How do you find out what truly makes your customers tick? Can you understand what your customer REALLY wants through surveys, focus groups, and structured interviews?
The answer, according to Linda Goodman and Michelle Helin, is “No”. Debunking traditional research predicated on the above yardsticks, the authors of “Why Customers Really Buy – Uncovering the Emotional Triggers that Drive Sales” claim that true insight can only be achieved through conducting emotional-trigger research.
Too bad marketers don’t have growing noses like Pinnochio! (source of image)
In the world of marketing, there are three schools of thought.
The first is the school of facts. Proponents of this idea hinge much of their marketing on bread and butter issues, focusing on very tangible aspects of their products or services such as cost, value, features, utility, convenience and savings.
“And Jesus Wept” (Courtesy of A View From The Edge)
Over the past couple of weeks, Singapore’s General Elections captured the attention of many Singaporeans, resulting in a Polling Night that had a nail biting finish. More than 2 million people casted their votes for the future of Singapore.
In reading, viewing and listening to what my fellow Singaporeans have to say about the elections, it is clear that the emotions play a key role in its eventual outcome. There has been shouts of anger, tears of sadness, and smiles of happiness throughout the campaign period for all parties. Much of the rhetoric employed by the various candidates in their speeches tug heavily at the heartstrings.
The seat of human emotions is not the heart but the pair of almond-sized amygdala in the brain (courtesy of In.com)
As a fairly prosaic person who thinks more than he feels, I am not naturally given to bursts of extreme joy, anger or sorrow. Adopting a rather Zen-like philosophy in life, I try to stick to the middle path. If a particularly contentious issue comes my way, I normally try to resolve it in the most amicable and least conflicting manner.
Lately, however, I find that my heart starts to get in the way more often.
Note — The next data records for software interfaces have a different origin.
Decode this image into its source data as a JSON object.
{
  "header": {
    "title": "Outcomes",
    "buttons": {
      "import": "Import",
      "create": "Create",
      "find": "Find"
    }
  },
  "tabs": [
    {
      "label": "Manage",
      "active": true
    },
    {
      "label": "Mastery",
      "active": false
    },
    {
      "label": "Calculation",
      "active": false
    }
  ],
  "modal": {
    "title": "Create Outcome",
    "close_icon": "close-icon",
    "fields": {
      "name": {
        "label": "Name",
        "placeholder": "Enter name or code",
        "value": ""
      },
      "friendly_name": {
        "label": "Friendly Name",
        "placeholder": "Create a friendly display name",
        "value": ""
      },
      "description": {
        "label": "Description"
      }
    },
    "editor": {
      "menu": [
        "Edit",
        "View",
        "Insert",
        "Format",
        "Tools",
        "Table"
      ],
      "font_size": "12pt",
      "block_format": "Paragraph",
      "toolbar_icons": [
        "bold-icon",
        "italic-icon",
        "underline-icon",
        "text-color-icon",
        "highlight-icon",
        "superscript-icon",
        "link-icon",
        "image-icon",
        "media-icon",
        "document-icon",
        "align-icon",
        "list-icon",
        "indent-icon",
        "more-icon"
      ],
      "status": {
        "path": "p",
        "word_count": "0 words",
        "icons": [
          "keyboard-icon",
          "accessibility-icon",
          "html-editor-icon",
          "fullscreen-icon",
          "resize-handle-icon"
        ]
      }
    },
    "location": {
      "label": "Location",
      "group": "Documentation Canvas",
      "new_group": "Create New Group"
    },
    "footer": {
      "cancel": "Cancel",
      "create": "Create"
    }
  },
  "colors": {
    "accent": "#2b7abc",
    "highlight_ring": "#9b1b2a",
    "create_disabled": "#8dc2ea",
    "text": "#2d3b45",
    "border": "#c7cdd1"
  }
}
I find that I cannot just sit back and use a purely logical approach to resolve them. Fortunately, I haven’t exploded in a truly un-dignified manner and chose to find a solution to an emotionally distressing situation rather than to just grin and bear it.
Once in a while, you stumble upon a gem of a book which you cannot put down. That happened to me recently, when I read Lovemarks (authored by Saatchi & Saatchi CEO Kevin Roberts who blogs here). Apparently, Kevin was in town recently as part of the Global Brand Forum but unfortunately, work commitments made it difficult for me to catch him live in action. Maybe next time.
There are several key ideas in Lovemarks which I found very useful (and which I blogged about before). One of these was that brands (which can be products, places, events or people) that resonated emotionally with people have these three key elements:
I have been reading Derrick Daye’s awesome blog for its unique branding insights and came across the idea of the Attraction Economy and its accompanying concept of Lovemarks. Both were created by CEO of Saatchi and Saatchi, Kevin Roberts.
According to Kevin,
“Human attention was the principal coinage of the Attention Economy; human emotion is what funds the Attraction Economy. Emotion is tough to nail down because its complexities are beyond measure. Just take that at face value. Our facial muscles can move in 10,000 possible combinations to reveal what we are feeling. The Attraction Economy is not “one hit and you’re it.” Attraction demands emotion, but emotion with purpose.”
I came across this awesome blog on branding by the Blake Project which offers truckloads of fabulous advice and insights on the art and science of branding. This is probably one of the best blogs on marketing which I have seen. What’s great is that they do offer lots of free stuff too.
How does one measure brand equity? There are many ways to do it. Interbrand–Businessweek’s methodology is probably the most famous for listed companies, and many marketers are familiar with their Top 100 Global Brands.
I personally like the approach which Blake Project has adopted. According to them, there are five key attributes which drive customers’ brand insistence, namely: